With the loss of Spain’s last colonies in 1898, the industrial progression of Barcelona’s bourgeois was greatly affected. The loss resulted in many factories being shut down – these abandoned spaces would now be used by the proletarian to hold clandestine meetings. Anxieties continued to grow amongst the elite as they saw the neighborhood as the ‘underbelly’ of the city.
Beginning of organised worker's movements
By the turn of the century changes were on the horizon for the working class in Barcelona. They began to organize in a more non-violent approach to Anarchism; replacing the attacks of previous decades with boycotts, strikes and protests. The efforts were met with constant repression, which in turn served to strengthen the plight of the workers.
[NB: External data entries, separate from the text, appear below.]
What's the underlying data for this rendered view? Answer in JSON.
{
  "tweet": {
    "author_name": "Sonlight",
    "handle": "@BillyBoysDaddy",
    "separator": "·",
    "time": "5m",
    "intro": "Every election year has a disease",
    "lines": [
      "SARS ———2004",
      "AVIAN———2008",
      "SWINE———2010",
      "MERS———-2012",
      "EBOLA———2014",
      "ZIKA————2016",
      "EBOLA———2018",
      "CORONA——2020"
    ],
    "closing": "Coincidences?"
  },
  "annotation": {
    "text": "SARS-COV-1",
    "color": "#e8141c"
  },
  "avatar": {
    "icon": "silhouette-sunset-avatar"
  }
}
Burning of convents and monasteries (1909 Tragic Week of Barcelona)
What began as a planned general strike and demonstration against conscription for the colonization of Northern Morocco descends into a citywide uprising. The church of San Pau del Camp is one of dozens to be attacked as the fury of the city’s population results in a week of destruction and havoc.
General strikes and worker’s conditions (anarcho-syndicalism)
In 1910 worker’s organisation is taken to another level with the formation of a national Anarcho-syndicalist union, the CNT. Constant growth and networking amongst its members leads to the greatest labour victory in Spanish history to date in 1919 – a step closer for the worker’s to their dream of a revolutionised society.
- Pre-booking is essential for this tour.
- Numbers are limited to 15 people per tour so it is recommended to book early.
Is this a tour about the Spanish Civil War?
No. The tour covers the period just before the Spanish Civil War, from 1835 until 1936. It is a crucial and fascinating period in the history of Barcelona and Europe to understand what happened after.
For a Spanish Civil War Tour we recommend our friend Nick Lloyd (please see our Friends and personal recommendations page).
Do you I need to make a reservation?
Yes. Reservations are essential as the number of participants is limited to 15. Also, occasionally it can happen that no one has booked for a certain date so there will be no guide at the meeting point.
What if I arrive late to the meeting point?
For respect of other participants, the tour will start on time. If you arrive late and the tour has started, you can join it at the the first stop (the garden inside the University building).
Is there a lot of walking involved?
The tour is 3 hours and there is a bit of walking involved. Nothing too strenuous but not recommended if you have mobility issues.
Is the tour wheelchair accessible?
Yes but please let us know at the time of booking so the guide can be prepared.
What if it rains?
Our Walking Tours run in all kinds of weather. In the case of heavy rain the tour will run as usual so please bring suitable rain gear.